1 [list]/2. Kenya and south tropical Africa, Madagascar. Map: from Puff (1978b) and Trop. Afr. Fl. Pl. Ecol. Distr. vol. 1 (2003). [Photos - Collection]

Evolution: Ecology & Physiology. Myrothamnaceae are homoiochlorophyllous resurrection plants, i.e. the chlorophyll, etc., is not broken down as the plant dries, and they tolerate extreme dessication without any apparent damage. Myrothamnus is the only woody resurrection plant known, in apparently comparable monocots with "trunks" the trunks are made up of dead, persistent leaf bases with roots running through them. The leaves may appear to dry out completely, but they quickly regain turgor, etc., when conditions improve. J. P. Moore et al. (2007) discussed the physiology of Myrothamnus flabellifolia, which shows surprising infraspecific variation. Bianchi et al. (1993) found much glucopyranosyl-ß-glycerol and some trehalose along with the more normal high concentrations of sucrose - stabilizers of phospholipid bilayers, for example - in the dry leaf (see also Farrant 2000; Gaff & Oliver 2013). Mitochondria and perhaps also chloroplasts are surrounded by membranes when the leaf is dry, and the stacking of the chloroplast grana (offset) is very unusual (Wellburn & Wellburn 1976). For water transport, a complicated story, see Sherwin et al. (1998) and in particular Schneider et al. (2003). (Phospho)lipids are much involved in the centrol of water movement and are notably prominent in dried plants, interestingly, water did not flow in the central half of branch xylem, even in well-hydrated plants (Schneider et al. 2003). For Late Embryogenesis Abundant (LEA) genes and gene families, involved in dessication tolerance in angiosperms in general, see Artur et al. (2018).

Chemistry, Morphology, etc.. The stems are narrowly winged. The cork cambium may be superficial, and there are four veins in the leaf sheaths - two bundles go directly to the midrib, and two commissural veins (Grundell 1933), but from transverse sections of older stems there seems to be but a single trace for each leaf (Carlquist 1976b).

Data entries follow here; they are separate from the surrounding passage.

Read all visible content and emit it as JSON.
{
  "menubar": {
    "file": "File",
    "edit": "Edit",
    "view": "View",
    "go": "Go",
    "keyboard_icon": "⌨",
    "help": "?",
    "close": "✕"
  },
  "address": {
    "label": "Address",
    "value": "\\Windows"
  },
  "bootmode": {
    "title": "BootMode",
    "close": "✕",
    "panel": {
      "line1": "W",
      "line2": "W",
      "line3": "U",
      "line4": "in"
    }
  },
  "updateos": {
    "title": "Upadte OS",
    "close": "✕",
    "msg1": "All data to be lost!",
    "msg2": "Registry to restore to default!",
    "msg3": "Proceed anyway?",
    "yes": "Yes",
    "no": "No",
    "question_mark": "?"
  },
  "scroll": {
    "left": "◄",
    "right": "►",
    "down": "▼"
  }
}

Since carpelate flowers lack perianth and staminodes, it is not clear if the ovary is inferior. When flowers are terminal - on the main or lateral axes - there are four "Hochblätter" as well as bracts and bracteoles, and the four carpels are opposite the "Hochblätter" (Jäger-Zürn 1966) which might even be interpreted as perianth or tepals (Wanntorp and Ronse De Craene 2005) and so the ovary would be superior; see also Puff (1978a, 1978b). The carpelate flowers have been described as being zygomorphic (J. P. Moore et al. 2007).

For more information, see Carlquist (1990a: leaf anatomy), also Dahlgren (in Dahlgren & Van Wyk 1988) and Kubitzki (1993b), both general.